• Your task: Each line of the data below must be reproduced without any change.

[Saved entries]
»»
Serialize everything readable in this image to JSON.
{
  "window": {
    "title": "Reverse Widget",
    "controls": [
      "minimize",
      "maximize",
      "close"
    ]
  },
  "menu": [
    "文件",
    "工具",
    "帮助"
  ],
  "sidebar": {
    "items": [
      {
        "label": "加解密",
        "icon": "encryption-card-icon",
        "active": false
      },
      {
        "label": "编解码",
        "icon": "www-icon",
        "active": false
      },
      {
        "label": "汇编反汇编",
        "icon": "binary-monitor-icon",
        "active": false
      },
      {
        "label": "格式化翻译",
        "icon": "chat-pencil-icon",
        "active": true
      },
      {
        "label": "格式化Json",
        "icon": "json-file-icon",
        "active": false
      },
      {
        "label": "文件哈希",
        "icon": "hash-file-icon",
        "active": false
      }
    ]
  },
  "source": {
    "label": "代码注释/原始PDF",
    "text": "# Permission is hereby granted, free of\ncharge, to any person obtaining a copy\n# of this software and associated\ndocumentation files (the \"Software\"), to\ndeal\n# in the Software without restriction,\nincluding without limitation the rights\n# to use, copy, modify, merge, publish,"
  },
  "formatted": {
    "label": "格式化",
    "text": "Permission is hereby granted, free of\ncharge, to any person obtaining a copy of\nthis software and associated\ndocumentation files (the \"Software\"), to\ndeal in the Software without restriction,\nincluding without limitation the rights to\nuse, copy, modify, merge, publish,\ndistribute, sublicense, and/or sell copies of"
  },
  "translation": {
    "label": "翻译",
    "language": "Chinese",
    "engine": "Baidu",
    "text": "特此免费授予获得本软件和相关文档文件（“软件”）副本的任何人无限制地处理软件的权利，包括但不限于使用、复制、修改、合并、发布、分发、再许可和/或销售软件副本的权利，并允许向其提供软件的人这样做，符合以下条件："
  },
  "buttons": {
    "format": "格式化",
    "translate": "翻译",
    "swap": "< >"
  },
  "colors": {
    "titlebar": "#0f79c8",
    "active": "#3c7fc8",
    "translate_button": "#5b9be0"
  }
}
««
• Exercise answer:
Serialize everything readable in this image to JSON.
{
  "window": {
    "title": "Reverse Widget",
    "controls": [
      "minimize",
      "maximize",
      "close"
    ]
  },
  "menu": [
    "文件",
    "工具",
    "帮助"
  ],
  "sidebar": {
    "items": [
      {
        "label": "加解密",
        "icon": "encryption-card-icon",
        "active": false
      },
      {
        "label": "编解码",
        "icon": "www-icon",
        "active": false
      },
      {
        "label": "汇编反汇编",
        "icon": "binary-monitor-icon",
        "active": false
      },
      {
        "label": "格式化翻译",
        "icon": "chat-pencil-icon",
        "active": true
      },
      {
        "label": "格式化Json",
        "icon": "json-file-icon",
        "active": false
      },
      {
        "label": "文件哈希",
        "icon": "hash-file-icon",
        "active": false
      }
    ]
  },
  "source": {
    "label": "代码注释/原始PDF",
    "text": "# Permission is hereby granted, free of\ncharge, to any person obtaining a copy\n# of this software and associated\ndocumentation files (the \"Software\"), to\ndeal\n# in the Software without restriction,\nincluding without limitation the rights\n# to use, copy, modify, merge, publish,"
  },
  "formatted": {
    "label": "格式化",
    "text": "Permission is hereby granted, free of\ncharge, to any person obtaining a copy of\nthis software and associated\ndocumentation files (the \"Software\"), to\ndeal in the Software without restriction,\nincluding without limitation the rights to\nuse, copy, modify, merge, publish,\ndistribute, sublicense, and/or sell copies of"
  },
  "translation": {
    "label": "翻译",
    "language": "Chinese",
    "engine": "Baidu",
    "text": "特此免费授予获得本软件和相关文档文件（“软件”）副本的任何人无限制地处理软件的权利，包括但不限于使用、复制、修改、合并、发布、分发、再许可和/或销售软件副本的权利，并允许向其提供软件的人这样做，符合以下条件："
  },
  "buttons": {
    "format": "格式化",
    "translate": "翻译",
    "swap": "< >"
  },
  "colors": {
    "titlebar": "#0f79c8",
    "active": "#3c7fc8",
    "translate_button": "#5b9be0"
  }
}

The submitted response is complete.